I don’t want to get too far off track, but prior to Sandy Bridge-E’s launch, NVIDIA shared some information that surprised me. It seems that with the X79 platform as a whole, along with the ability to run three graphics cards at x8 or higher, 3-way SLI will see up to a 30% performance boost on a PC with the Core i7-3960X processor compared to an X58 machine with the Core i7-975 (six-core vs. quad-core, but I don’t think that matters). Interesting stuff. It’s clear that no other platform will be able to accelerate the multitude of console ports in 3-way SLI as X79!
Back to the chipset. With X58, Intel introduced a triple-channel memory controller, and where bandwidth was concerned, there was just no comparison. Depending on the configuration, we saw a bandwidth boost of about 100% compared to a dual-channel implementation. With X79, Intel bumps the IMC up to a quad-channel, capable of delivering unparalleled memory bandwidth – a theoretical 51.2GB/s when using the maximum officially-supported DDR3-1600 modules.
All of the other chipset features are typical and expected. There are 8x PCIe lanes at 1GB/s each, a total of 14 USB 2.0 ports, integrated NIC, 2 SATA 6Gb/s ports, 4 SATA 3Gb/s ports, and the latest iteration of Intel’s Rapid Storage Technology (3.0).
As always, Intel is releasing a flagship motherboard with this launch. Codenamed “Siler”, the DX79SI aims to be the ultimate enthusiast board. Though the X79 chipset doesn’t support USB 3.0, Intel includes two such ports on here anyway, along with 6 USB 2.0 ports, dual Intel LAN ports, full audio, a CMOS reset button on the back and triple x16 PCIe slots.
While not as important as the board itself, Intel has pushed out its coolest box art yet with this one:

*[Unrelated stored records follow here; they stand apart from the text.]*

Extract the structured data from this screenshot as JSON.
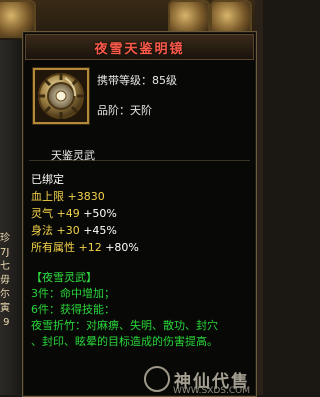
{
  "background": {
    "side_list": [
      "珍",
      "7J",
      "七",
      "毋",
      "尓",
      "寅",
      " 9"
    ]
  },
  "tooltip": {
    "title": "夜雪天鉴明镜",
    "carry_level": "携带等级：85级",
    "rank": "品阶：天阶",
    "item_type": "天鉴灵武",
    "bound": "已绑定",
    "stats": [
      {
        "name": "血上限",
        "value": "+3830",
        "pct": ""
      },
      {
        "name": "灵气",
        "value": "+49",
        "pct": "+50%"
      },
      {
        "name": "身法",
        "value": "+30",
        "pct": "+45%"
      },
      {
        "name": "所有属性",
        "value": "+12",
        "pct": "+80%"
      }
    ],
    "set": {
      "title": "【夜雪灵武】",
      "line1": "3件：命中增加；",
      "line2": "6件：获得技能：",
      "line3": "夜雪折竹：对麻痹、失明、散功、封穴",
      "line4": "、封印、眩晕的目标造成的伤害提高。"
    }
  },
  "watermark": {
    "brand": "神仙代售",
    "site": "WWW.SXDS.COM"
  },
  "colors": {
    "title": "#ff5a4a",
    "stat_gold": "#f2d24a",
    "set_green": "#29d63a",
    "frame_gold": "#b48a3a"
  }
}
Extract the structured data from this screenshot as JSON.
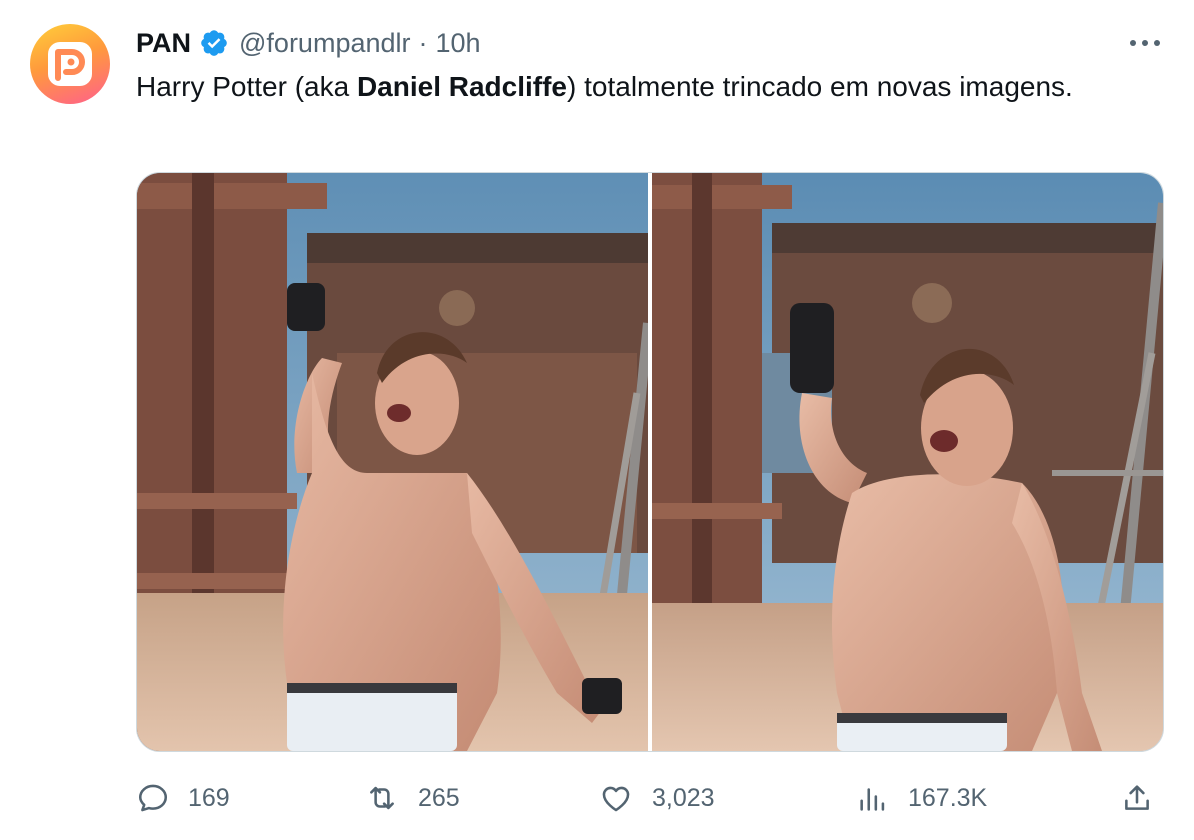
{
  "tweet": {
    "author": {
      "display_name": "PAN",
      "verified": true,
      "handle": "@forumpandlr",
      "separator": "·",
      "time": "10h",
      "avatar_icon": "pan-logo-icon"
    },
    "text": {
      "part1": "Harry Potter (aka ",
      "bold": "Daniel Radcliffe",
      "part2": ") totalmente trincado em novas imagens."
    },
    "media": {
      "count": 2
    },
    "actions": {
      "replies": "169",
      "retweets": "265",
      "likes": "3,023",
      "views": "167.3K"
    }
  },
  "colors": {
    "text_primary": "#0f1419",
    "text_secondary": "#536471",
    "verified_blue": "#1d9bf0",
    "border": "#cfd9de"
  },
  "icons": [
    "pan-logo-icon",
    "verified-badge-icon",
    "more-options-icon",
    "reply-icon",
    "retweet-icon",
    "like-icon",
    "views-icon",
    "share-icon"
  ]
}
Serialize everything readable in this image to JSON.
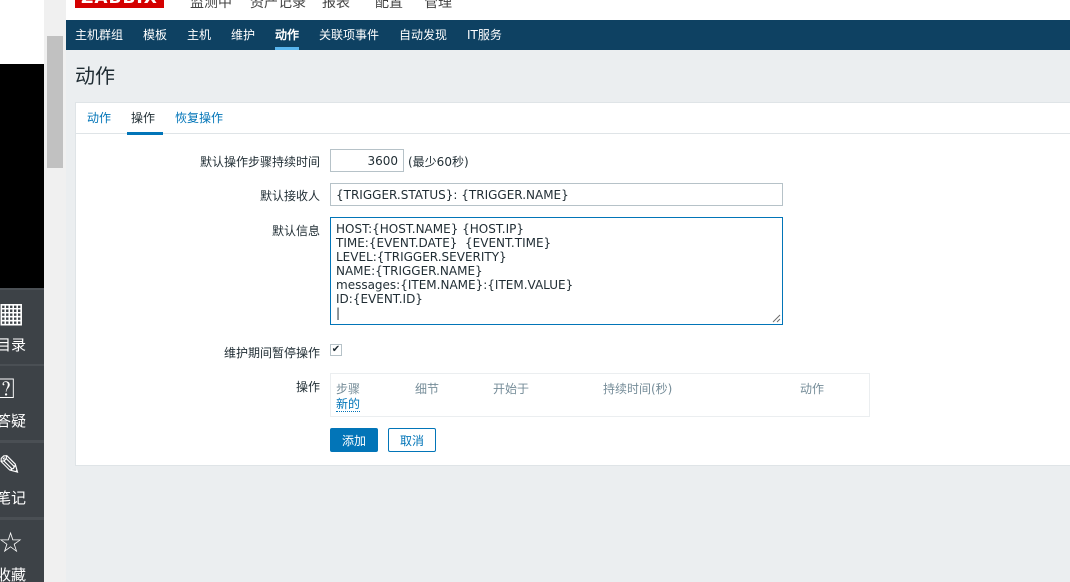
{
  "app": {
    "logo": "ZABBIX"
  },
  "top_menu": [
    "监测中",
    "资产记录",
    "报表",
    "配置",
    "管理"
  ],
  "subnav": {
    "items": [
      "主机群组",
      "模板",
      "主机",
      "维护",
      "动作",
      "关联项事件",
      "自动发现",
      "IT服务"
    ],
    "active": "动作"
  },
  "page": {
    "title": "动作"
  },
  "tabs": {
    "items": [
      "动作",
      "操作",
      "恢复操作"
    ],
    "active": "操作"
  },
  "form": {
    "step_duration_label": "默认操作步骤持续时间",
    "step_duration_value": "3600",
    "step_duration_hint": "(最少60秒)",
    "subject_label": "默认接收人",
    "subject_value": "{TRIGGER.STATUS}: {TRIGGER.NAME}",
    "message_label": "默认信息",
    "message_value": "HOST:{HOST.NAME} {HOST.IP}\nTIME:{EVENT.DATE}  {EVENT.TIME}\nLEVEL:{TRIGGER.SEVERITY}\nNAME:{TRIGGER.NAME}\nmessages:{ITEM.NAME}:{ITEM.VALUE}\nID:{EVENT.ID}\n|",
    "pause_label": "维护期间暂停操作",
    "pause_checked": "✔",
    "operations_label": "操作",
    "operations_columns": [
      "步骤",
      "细节",
      "开始于",
      "持续时间(秒)",
      "动作"
    ],
    "operations_new_link": "新的"
  },
  "buttons": {
    "add": "添加",
    "cancel": "取消"
  },
  "side_rail": {
    "items": [
      {
        "label": "目录",
        "icon": "calendar-icon"
      },
      {
        "label": "答疑",
        "icon": "question-icon"
      },
      {
        "label": "笔记",
        "icon": "edit-icon"
      },
      {
        "label": "收藏",
        "icon": "star-icon"
      }
    ]
  },
  "colors": {
    "nav_bg": "#0e4162",
    "accent": "#0275b8",
    "logo_red": "#d40000"
  }
}
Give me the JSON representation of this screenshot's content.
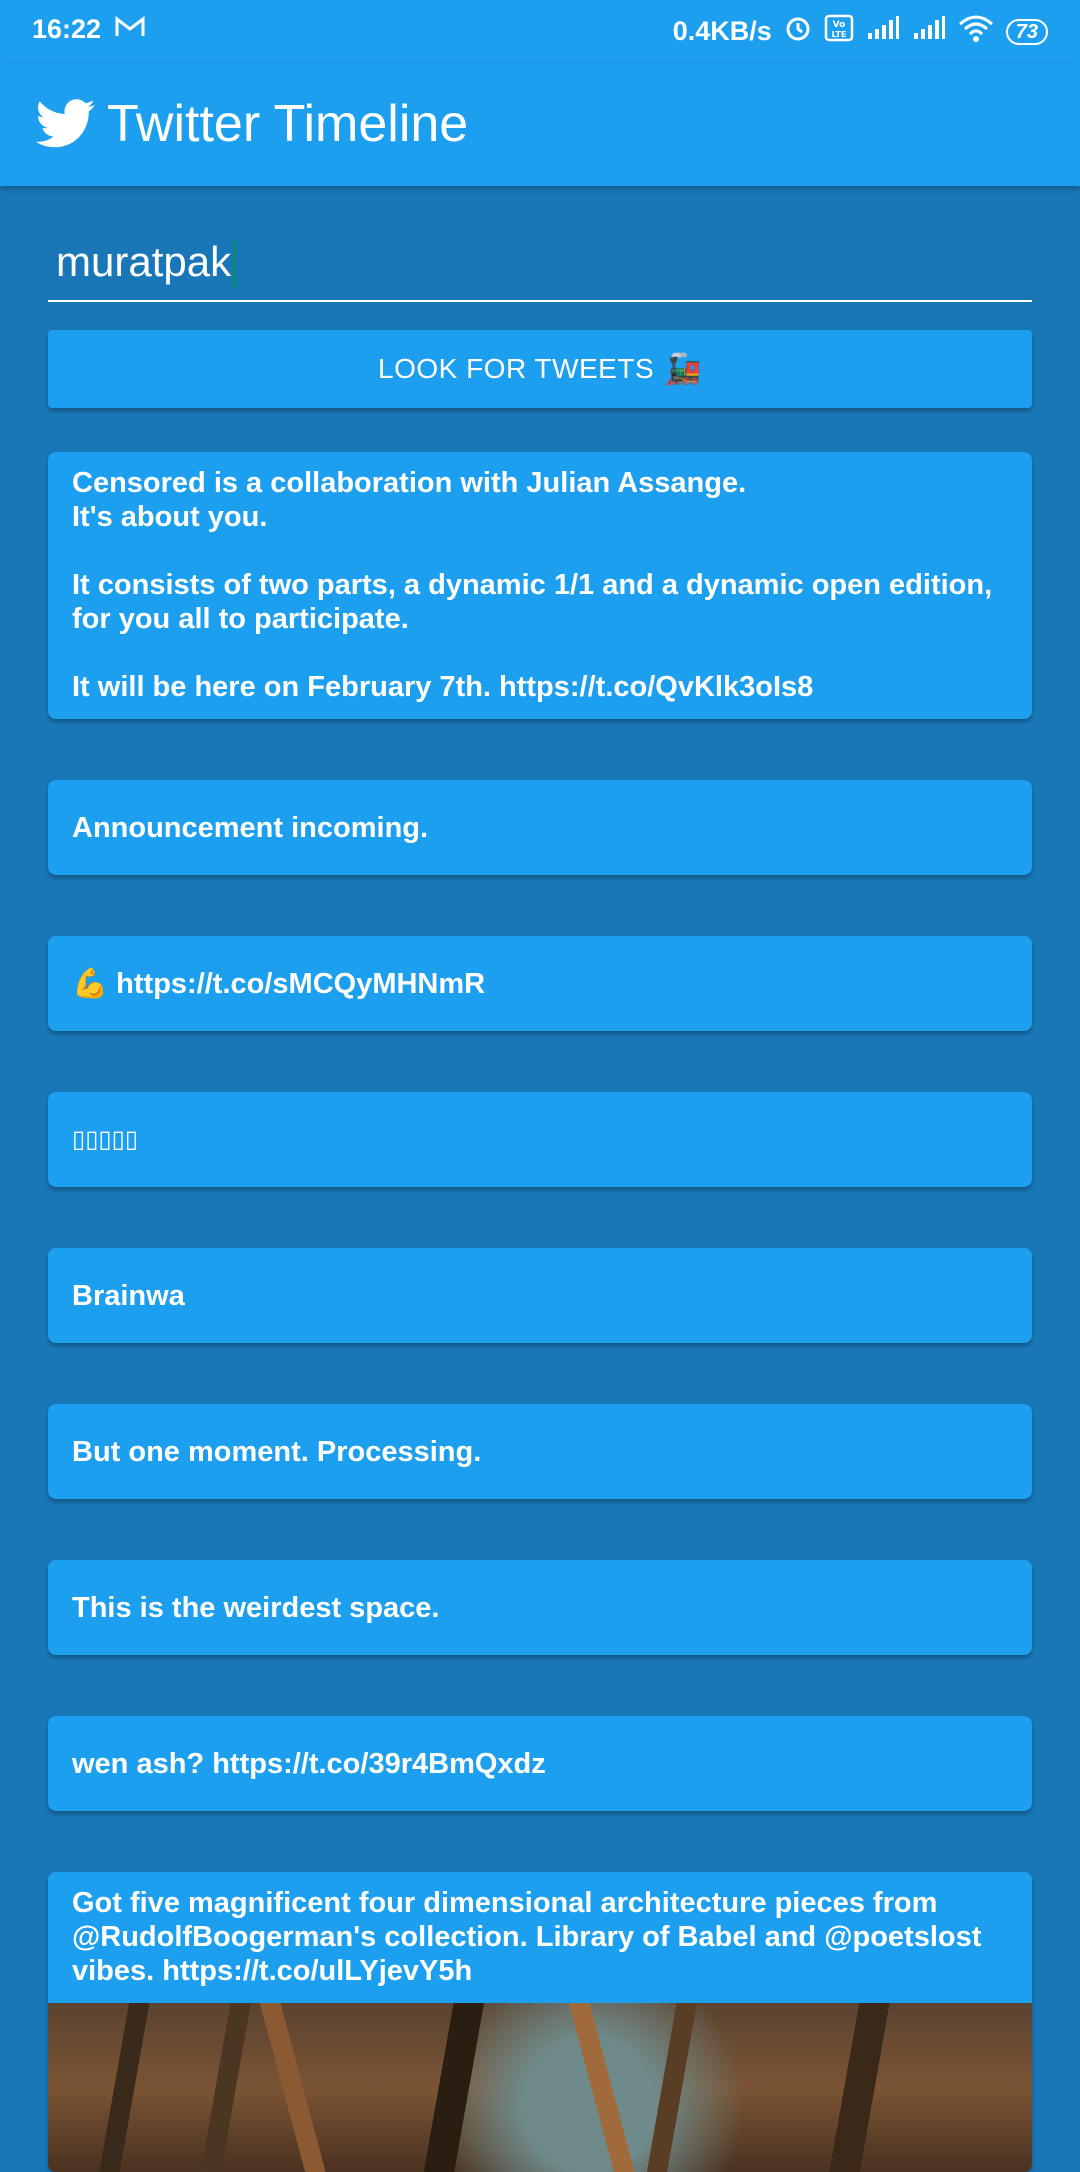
{
  "status_bar": {
    "time": "16:22",
    "mail_icon": "gmail-icon",
    "network_speed": "0.4KB/s",
    "battery": "73"
  },
  "app_bar": {
    "title": "Twitter Timeline",
    "icon": "twitter-bird-icon"
  },
  "search": {
    "value": "muratpak"
  },
  "look_button": {
    "label": "LOOK FOR TWEETS",
    "icon": "🚂"
  },
  "tweets": [
    {
      "text": "Censored is a collaboration with Julian Assange.\nIt's about you.\n\nIt consists of two parts, a dynamic 1/1 and a dynamic open edition, for you all to participate.\n\nIt will be here on February 7th. https://t.co/QvKlk3oIs8"
    },
    {
      "text": "Announcement incoming."
    },
    {
      "text": "💪 https://t.co/sMCQyMHNmR"
    },
    {
      "text": "▯▯▯▯▯"
    },
    {
      "text": "Brainwa"
    },
    {
      "text": "But one moment. Processing."
    },
    {
      "text": "This is the weirdest space."
    },
    {
      "text": "wen ash? https://t.co/39r4BmQxdz"
    },
    {
      "text": "Got five magnificent four dimensional architecture pieces from @RudolfBoogerman's collection. Library of Babel and @poetslost vibes. https://t.co/ulLYjevY5h"
    }
  ]
}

All of our Core i7-3960X benchmarking was conducted on the DX79SI, although my experience with the board is mixed. There were a couple of niggles that lead me to believe that we’ll be seeing a fair number of EFI updates in the future. Intel remains committed to its motherboard solutions, however, so things should only get better.